b. Apply 7 times the amount of foundation you would normally wear

c. Apply two full fingers of moisturizer

d. The FDA has ordered SPF claims to be removed from mineral powder makeup

e. SPF claims have been ordered to be removed from wipes

7.  15 + 15=15.  Layering one product with SPF 15 over another product with SPF 15 won’t yield an SPF of 30. But it could layer enough sunscreen protection to provide the SPF 15 both products claim.

8.  SPF doesn’t indicate the amount of time you can safely stay in the sun.  Climate, altitude, time of year, medication, disease, cloud cover and reflective surfaces–water, sand, snow, and cement can increase the effect of UV hitting the skin.  If you sun burn while out in your backyard for 15 minutes in the month of June, then you would be able to stay out in your backyard during June for three and a half hours with a SPF 15.   However, if you go to a high altitude location such as Park City, Utah, in June on a cloudy day, and have been taking medication for several days-making the skin more sun sensitive-than you will burn faster even though the SPF 15 is the same.  The SPF can be cut in half in the above scenario allowing you to stay in the sun for less than two hours.  Remember:  SPF changes according to the environment and conditions of exposure.  Adjust your time in the sun accordingly because the reality is that no time in the sun is completely safe since the one or two percent of rays that get through SPF’s 50 and 99 still damage DNA and dermal proteins.

9.  The darker the skin, the less likely it is to burn.  Although this may be true, “less” is still “some”.   Even the darkest complexions only provide enough protection to equal about an SPF of 12.  So regardless of skin color wear a SPF 15 or higher when in the sun.

10.  Octinoxate – the most common sunscreen ingredient in the world – does not cause cancer.  Contrary to statements made every few years by journalists, or cosmetic brands who like to use the phrase “linked to cancer” referencing octinoxate, The Skin Deep Report published by the Environmental Working  Group states there is “no information” about oxtinoxate as a cause of cancer.

11.  There’s no such thing as a chemical-free or non-chemical sunscreen.  Everything you see or touch is a chemical or made of chemicals—even air and the container that holds the sunscreen are made of chemicals.  Ingredients that are usually referred to as “chemical-free” are titanium dioxide and zinc oxide because it was once thought they just “blocked” out sun rays rather than reacting with them chemically to lower UV energy into the realm of heat energy.  We now know that these sunscreens chemically interfere with UV, even though this misnomer has stuck around.

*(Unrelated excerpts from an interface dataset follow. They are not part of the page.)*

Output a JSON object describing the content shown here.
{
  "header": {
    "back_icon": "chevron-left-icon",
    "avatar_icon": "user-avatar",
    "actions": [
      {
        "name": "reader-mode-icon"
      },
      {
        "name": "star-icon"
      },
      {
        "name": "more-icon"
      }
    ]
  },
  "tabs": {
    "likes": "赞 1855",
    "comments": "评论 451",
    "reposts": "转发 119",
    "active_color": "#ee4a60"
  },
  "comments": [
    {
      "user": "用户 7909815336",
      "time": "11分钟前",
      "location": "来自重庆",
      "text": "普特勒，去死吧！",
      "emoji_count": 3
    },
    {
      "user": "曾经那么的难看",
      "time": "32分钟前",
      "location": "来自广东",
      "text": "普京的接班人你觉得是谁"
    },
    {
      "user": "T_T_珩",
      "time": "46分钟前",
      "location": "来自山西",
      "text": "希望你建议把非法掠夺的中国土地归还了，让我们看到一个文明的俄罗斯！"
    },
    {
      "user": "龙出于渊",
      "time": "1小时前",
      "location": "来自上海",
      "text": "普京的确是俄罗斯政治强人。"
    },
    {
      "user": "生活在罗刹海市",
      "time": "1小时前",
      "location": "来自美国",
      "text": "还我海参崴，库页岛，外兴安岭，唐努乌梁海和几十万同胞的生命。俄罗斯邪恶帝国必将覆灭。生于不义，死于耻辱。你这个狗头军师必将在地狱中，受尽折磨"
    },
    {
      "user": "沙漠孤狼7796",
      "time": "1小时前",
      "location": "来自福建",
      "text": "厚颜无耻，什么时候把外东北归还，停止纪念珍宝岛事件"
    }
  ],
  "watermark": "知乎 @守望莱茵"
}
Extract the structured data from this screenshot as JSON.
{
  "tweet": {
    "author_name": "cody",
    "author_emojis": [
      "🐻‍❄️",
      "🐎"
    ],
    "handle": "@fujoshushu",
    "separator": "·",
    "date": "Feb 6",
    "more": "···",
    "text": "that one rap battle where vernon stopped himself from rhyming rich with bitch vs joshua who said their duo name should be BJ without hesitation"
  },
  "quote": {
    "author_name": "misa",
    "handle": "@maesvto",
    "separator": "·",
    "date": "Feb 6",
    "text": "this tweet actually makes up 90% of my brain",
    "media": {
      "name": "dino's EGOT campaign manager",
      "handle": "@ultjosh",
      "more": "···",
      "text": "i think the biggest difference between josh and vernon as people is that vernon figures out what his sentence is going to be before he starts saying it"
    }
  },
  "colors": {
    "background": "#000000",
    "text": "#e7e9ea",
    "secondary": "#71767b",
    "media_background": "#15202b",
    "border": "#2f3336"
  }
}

It’s summertime so enjoy your time in the sun but be smart about your exposure and don’t forget your sunscreen.  And when the day is over, pamper your skin and yourself with KelaKare Cleansing Gel and KelaKare Lotion.

Dr. Janeel Henderson